Update: Reordered steps 2 through 4, and made 3 and 4 optional. Ginny Caughey pointed out that Windows Phone SDK 7.1 will install Visual Studio 2010 Express and related updates if Visual Studio is not installed.

2. Install the Games for Windows Marketplace Client. If you don’t do this, XNA Game Studio (which is included in the Windows Phone SDK) will not install properly.

3. Install Visual Studio 2010 (optional, the Windows Phone SDK will install Express if Visual Studio 2010 not installed).

4. Install Visual Studio 2010 Service Pack 1 (only required if you do step 3).

5. Install the Windows Phone SDK 7.1. Yes, that’s right, you need to install 7.1 first, the Windows Phone 7.1.1 SDK requires it.

6. Install the latest Async CTP for Windows Phone (optional) This will make it easier to create cross platform Win8 Metro/Windows Phone libraries (where the code can be shared). Thanks to Jay Kimble for this tip!

7. Install the Windows Phone SDK 7.1.1 Update.

8. Profit! You should now be ready to go. The 7.1.1 SDK also includes an updated Microsoft Advertising control which is supposed to fix some issues.

9. While you’re at it, install Visual Studio 11 Beta. You can’t develop Windows Phone apps with it yet, but it’s a great time to get started writing Windows 8 Metro Style apps. Visual Studio 2010 and Visual Studio 11 Beta will happily coexist.

Just when Microsoft was getting to the point where it looked like XNA was going to be the unifying game development technology across platforms the BUILD conference came along and they dropped the bombshell that XNA wasn’t an option for creating games to sell in the new Windows 8 Store. This seemed crazy at the time, and I still think it is since Microsoft is losing out on all of the games developed for Xbox Live Indie Games and Windows Phone over the last few years. These would give an instant boost to the fledgling store and I’m sure that many of the developers that created these games would do what it takes to move them over.

There are no indications that XNA will have any new releases, and some key team members have moved on, with the latest being Shawn Hargreaves who is now on the Windows Phone team working on undisclosed projects.

Michael Klucher, a key XNA team member who was involved in the original port of XNA to Zune among many other things moved on about a year ago.

GDC is around the corner, and I would expect to hear a lot more about Microsoft’s game development strategy going forward but I’d be very surprised to hear much about XNA.

It seems that Microsoft is unwilling to take some short term gains instead focusing on where they want the technology to go moving forward.

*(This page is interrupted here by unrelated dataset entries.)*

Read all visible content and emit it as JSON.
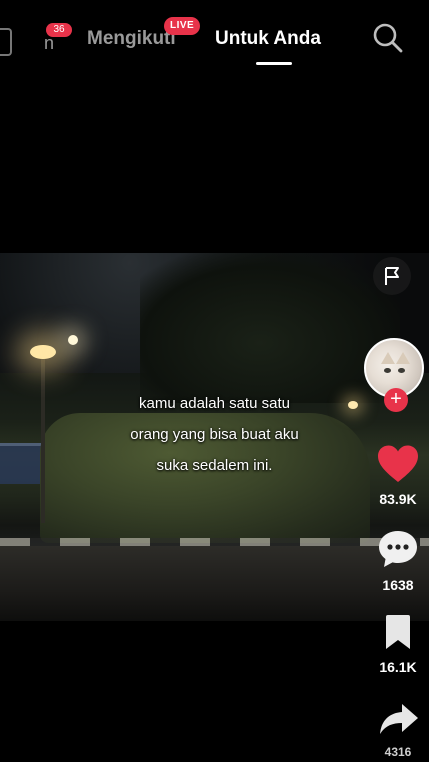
{
  "topbar": {
    "friends_badge": "36",
    "friends_label_fragment": "n",
    "tab_following": "Mengikuti",
    "live_badge": "LIVE",
    "tab_foryou": "Untuk Anda"
  },
  "video": {
    "caption_lines": [
      "kamu adalah satu satu",
      "orang yang bisa buat aku",
      "suka sedalem ini."
    ]
  },
  "actions": {
    "like_count": "83.9K",
    "comment_count": "1638",
    "save_count": "16.1K",
    "share_count": "4316"
  },
  "colors": {
    "accent": "#e8334a",
    "background": "#000000"
  },
  "icons": [
    "live-icon",
    "search-icon",
    "flag-icon",
    "plus-icon",
    "heart-icon",
    "comment-icon",
    "bookmark-icon",
    "share-icon"
  ]
}
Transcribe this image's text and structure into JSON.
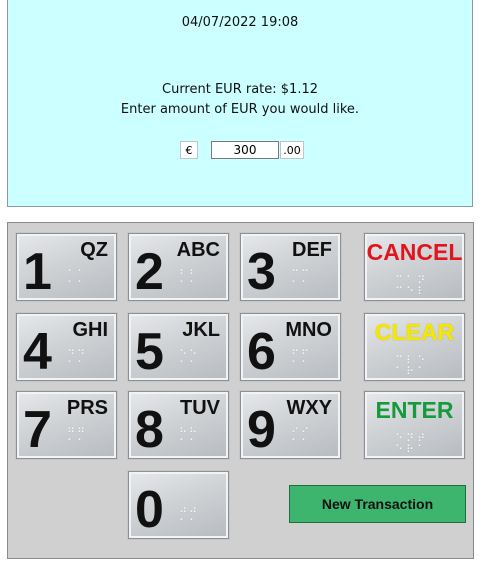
{
  "screen": {
    "datetime": "04/07/2022 19:08",
    "rate_line": "Current EUR rate: $1.12",
    "prompt_line": "Enter amount of EUR you would like.",
    "currency_symbol": "€",
    "amount_value": "300",
    "cents_suffix": ".00",
    "background_color": "#ccffff"
  },
  "keypad": {
    "keys": [
      {
        "digit": "1",
        "letters": "QZ"
      },
      {
        "digit": "2",
        "letters": "ABC"
      },
      {
        "digit": "3",
        "letters": "DEF"
      },
      {
        "digit": "4",
        "letters": "GHI"
      },
      {
        "digit": "5",
        "letters": "JKL"
      },
      {
        "digit": "6",
        "letters": "MNO"
      },
      {
        "digit": "7",
        "letters": "PRS"
      },
      {
        "digit": "8",
        "letters": "TUV"
      },
      {
        "digit": "9",
        "letters": "WXY"
      },
      {
        "digit": "0",
        "letters": ""
      }
    ],
    "cancel_label": "CANCEL",
    "clear_label": "CLEAR",
    "enter_label": "ENTER",
    "cancel_color": "#e0161c",
    "clear_color": "#f5e800",
    "enter_color": "#169a3c"
  },
  "new_transaction_label": "New Transaction",
  "new_transaction_color": "#3db56e"
}
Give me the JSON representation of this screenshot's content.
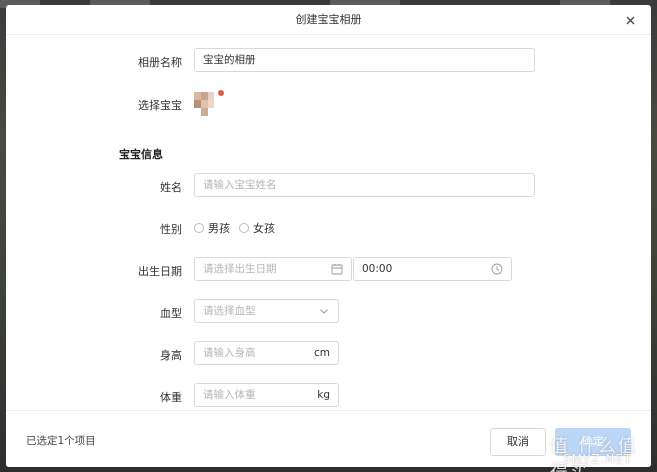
{
  "dialog": {
    "title": "创建宝宝相册",
    "close_glyph": "✕"
  },
  "album": {
    "name_label": "相册名称",
    "name_value": "宝宝的相册",
    "select_baby_label": "选择宝宝"
  },
  "baby_info": {
    "section_title": "宝宝信息",
    "name": {
      "label": "姓名",
      "placeholder": "请输入宝宝姓名"
    },
    "gender": {
      "label": "性别",
      "options": [
        "男孩",
        "女孩"
      ]
    },
    "birth": {
      "label": "出生日期",
      "date_placeholder": "请选择出生日期",
      "time_value": "00:00"
    },
    "blood": {
      "label": "血型",
      "placeholder": "请选择血型"
    },
    "height": {
      "label": "身高",
      "placeholder": "请输入身高",
      "unit": "cm"
    },
    "weight": {
      "label": "体重",
      "placeholder": "请输入体重",
      "unit": "kg"
    }
  },
  "footer": {
    "selected_text": "已选定1个项目",
    "cancel_label": "取消",
    "confirm_label": "确定"
  },
  "watermark": {
    "text": "值 什么值得买",
    "sub": "SMYZ.NET"
  },
  "colors": {
    "confirm_bg": "#bcd6f7",
    "badge": "#e05a4a"
  }
}
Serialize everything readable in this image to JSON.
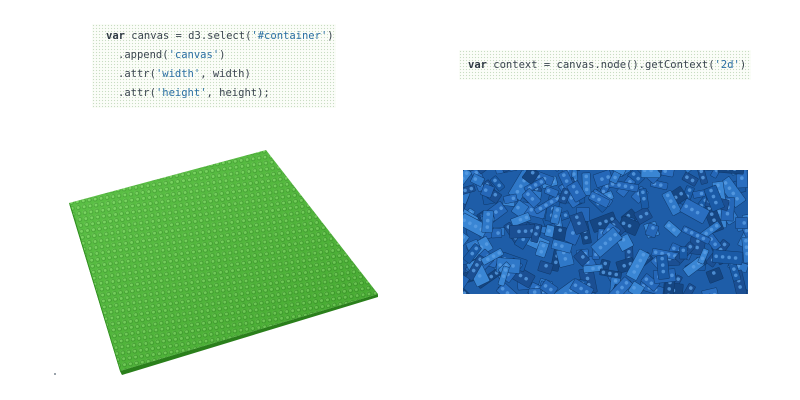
{
  "code_block_1": {
    "lines": [
      {
        "keyword": "var",
        "plain": " canvas = d3.select(",
        "string": "'#container'",
        "tail": ")"
      },
      {
        "keyword": "",
        "plain": ".append(",
        "string": "'canvas'",
        "tail": ")"
      },
      {
        "keyword": "",
        "plain": ".attr(",
        "string": "'width'",
        "tail": ", width)"
      },
      {
        "keyword": "",
        "plain": ".attr(",
        "string": "'height'",
        "tail": ", height);"
      }
    ]
  },
  "code_block_2": {
    "lines": [
      {
        "keyword": "var",
        "plain": " context = canvas.node().getContext(",
        "string": "'2d'",
        "tail": ")"
      }
    ]
  },
  "images": {
    "left": "green-lego-baseplate",
    "right": "pile-of-blue-lego-bricks"
  },
  "colors": {
    "code_background": "#fbfdf8",
    "code_text": "#3b4650",
    "code_string": "#2a6fa3",
    "plate_green": "#4cbc34",
    "bricks_blue": "#1e5da8"
  }
}
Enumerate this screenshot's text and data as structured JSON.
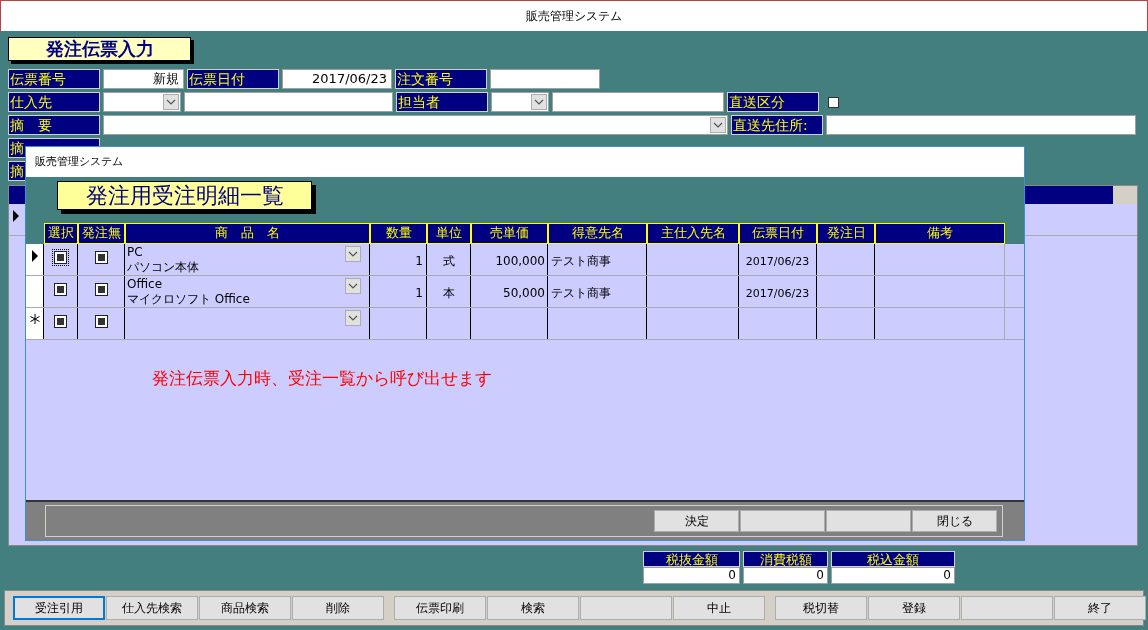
{
  "window": {
    "title": "販売管理システム"
  },
  "form": {
    "title": "発注伝票入力",
    "row1": [
      {
        "kind": "label",
        "text": "伝票番号"
      },
      {
        "kind": "field",
        "value": "新規"
      },
      {
        "kind": "label",
        "text": "伝票日付"
      },
      {
        "kind": "field",
        "value": "2017/06/23"
      },
      {
        "kind": "label",
        "text": "注文番号"
      },
      {
        "kind": "field"
      }
    ],
    "row2": [
      {
        "kind": "label",
        "text": "仕入先"
      },
      {
        "kind": "combo"
      },
      {
        "kind": "field"
      },
      {
        "kind": "label",
        "text": "担当者"
      },
      {
        "kind": "combo"
      },
      {
        "kind": "field"
      },
      {
        "kind": "label",
        "text": "直送区分"
      },
      {
        "kind": "checkbox",
        "checked": false
      }
    ],
    "row3": [
      {
        "kind": "label",
        "text": "摘　要"
      },
      {
        "kind": "combo"
      },
      {
        "kind": "label",
        "text": "直送先住所:"
      },
      {
        "kind": "field"
      }
    ],
    "row4": [
      {
        "kind": "label",
        "text": "摘"
      }
    ],
    "row5": [
      {
        "kind": "label",
        "text": "摘"
      }
    ],
    "grid_rows": [
      {
        "kind": "current"
      }
    ],
    "totals": [
      {
        "label": "税抜金額",
        "value": "0"
      },
      {
        "label": "消費税額",
        "value": "0"
      },
      {
        "label": "税込金額",
        "value": "0"
      }
    ],
    "buttons": [
      {
        "label": "受注引用",
        "focused": true
      },
      {
        "label": "仕入先検索",
        "focused": false
      },
      {
        "label": "商品検索",
        "focused": false
      },
      {
        "label": "削除",
        "focused": false
      },
      {
        "label": "伝票印刷",
        "focused": false
      },
      {
        "label": "検索",
        "focused": false
      },
      {
        "focused": false
      },
      {
        "label": "中止",
        "focused": false
      },
      {
        "label": "税切替",
        "focused": false
      },
      {
        "label": "登録",
        "focused": false
      },
      {
        "focused": false
      },
      {
        "label": "終了",
        "focused": false
      }
    ]
  },
  "dialog": {
    "title": "販売管理システム",
    "heading": "発注用受注明細一覧",
    "columns": [
      "選択",
      "発注無",
      "商　品　名",
      "数量",
      "単位",
      "売単価",
      "得意先名",
      "主仕入先名",
      "伝票日付",
      "発注日",
      "備考"
    ],
    "rows": [
      {
        "kind": "current",
        "select": {
          "indeterminate": true,
          "focused": true
        },
        "no_order": {
          "indeterminate": true,
          "focused": false
        },
        "code": "PC",
        "product": "パソコン本体",
        "qty": "1",
        "unit": "式",
        "price": "100,000",
        "customer": "テスト商事",
        "date": "2017/06/23"
      },
      {
        "kind": "normal",
        "select": {
          "indeterminate": true,
          "focused": false
        },
        "no_order": {
          "indeterminate": true,
          "focused": false
        },
        "code": "Office",
        "product": "マイクロソフト Office",
        "qty": "1",
        "unit": "本",
        "price": "50,000",
        "customer": "テスト商事",
        "date": "2017/06/23"
      },
      {
        "kind": "new",
        "select": {
          "indeterminate": true,
          "focused": false
        },
        "no_order": {
          "indeterminate": true,
          "focused": false
        }
      }
    ],
    "message": "発注伝票入力時、受注一覧から呼び出せます",
    "buttons": [
      {
        "kind": "labelled",
        "label": "決定"
      },
      {
        "kind": "blank"
      },
      {
        "kind": "blank"
      },
      {
        "kind": "labelled",
        "label": "閉じる"
      }
    ]
  }
}
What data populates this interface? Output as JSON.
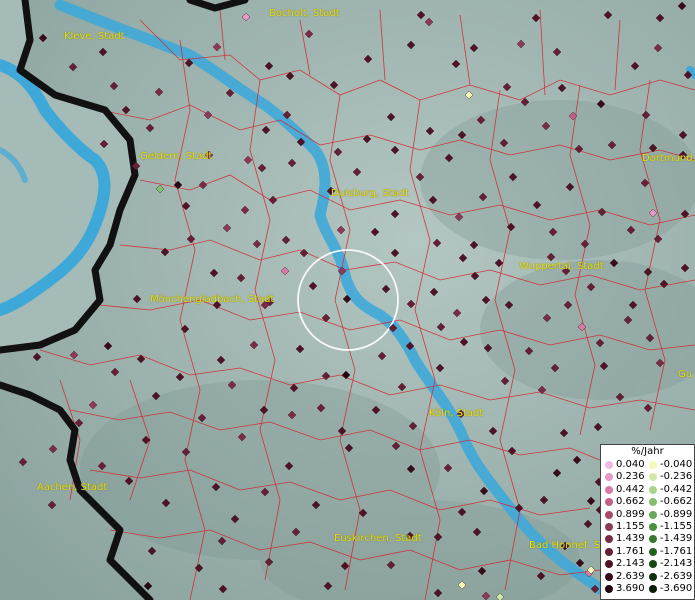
{
  "cities": [
    {
      "name": "Bocholt, Stadt"
    },
    {
      "name": "Kleve, Stadt"
    },
    {
      "name": "Geldern, Stadt"
    },
    {
      "name": "Duisburg, Stadt"
    },
    {
      "name": "Dortmund, S"
    },
    {
      "name": "Wuppertal, Stadt"
    },
    {
      "name": "Mönchengladbach, Stadt"
    },
    {
      "name": "Köln, Stadt"
    },
    {
      "name": "Aachen, Stadt"
    },
    {
      "name": "Euskirchen, Stadt"
    },
    {
      "name": "Bad Honnef, S"
    },
    {
      "name": "Gu"
    }
  ],
  "legend": {
    "title": "%/Jahr",
    "positive": [
      {
        "label": "0.040",
        "color": "#f4b8e0"
      },
      {
        "label": "0.236",
        "color": "#e699c4"
      },
      {
        "label": "0.442",
        "color": "#d97aa6"
      },
      {
        "label": "0.662",
        "color": "#c45e88"
      },
      {
        "label": "0.899",
        "color": "#a94a6c"
      },
      {
        "label": "1.155",
        "color": "#8e3a57"
      },
      {
        "label": "1.439",
        "color": "#7a2c44"
      },
      {
        "label": "1.761",
        "color": "#652035"
      },
      {
        "label": "2.143",
        "color": "#4e1426"
      },
      {
        "label": "2.639",
        "color": "#380b18"
      },
      {
        "label": "3.690",
        "color": "#22040c"
      }
    ],
    "negative": [
      {
        "label": "-0.040",
        "color": "#f4f8b8"
      },
      {
        "label": "-0.236",
        "color": "#cfe8a6"
      },
      {
        "label": "-0.442",
        "color": "#a8d48e"
      },
      {
        "label": "-0.662",
        "color": "#86bf72"
      },
      {
        "label": "-0.899",
        "color": "#66a858"
      },
      {
        "label": "-1.155",
        "color": "#4b9040"
      },
      {
        "label": "-1.439",
        "color": "#36782d"
      },
      {
        "label": "-1.761",
        "color": "#25601e"
      },
      {
        "label": "-2.143",
        "color": "#174812"
      },
      {
        "label": "-2.639",
        "color": "#0c3209"
      },
      {
        "label": "-3.690",
        "color": "#041c03"
      }
    ]
  },
  "colors": {
    "land": "#9fb4b0",
    "water": "#3ea8d8",
    "district_border": "#d81e2a",
    "country_border": "#111111",
    "city_label": "#e8e000",
    "highlight_ring": "#ffffff"
  }
}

Here is a quote from Shawn Hargreaves which I think sums it up nicely:

If you want to make games for Windows 8 Metro, XNA is not an option. Take your pick out of C++/D3D, C++/XAML, C#/XAML, Javascript/HTML5, or one of the third party C#/D3D wrappers.
If you want to make games for Windows Phone or XBLIG, XNA remains your best option, just like it always has been.
If you want to make games for Windows Classic (XP, Vista, Win7, Win8 desktop mode), you can use whatever programming technologies you like, including XNA, just like always.
Hopefully that ends your confusion?

One question mark is still Windows Phone 8, although XNA games will run on Windows Phone 8, there are also indications that Microsoft will be adding C++ to the options for developing games for Windows Phone 8.

So what will I be doing? I have an open source .NET 2D game framework called Frolic that I’ve been working on which abstracts out the rendering technologies to make it easier to adapt to these changing times and to avoid a lot of the lock in to a particular technology. It currently can use either Silverlight or XNA for its rendering and I have a prototype working on WinRT. I’ll also be looking at how I can use some of the concepts I developed in Frolic in C++ for Metro Style apps. Finally, I’ll be listening closely to what comes out of GDC and the Mobile World Congress related to Microsoft game development strategies.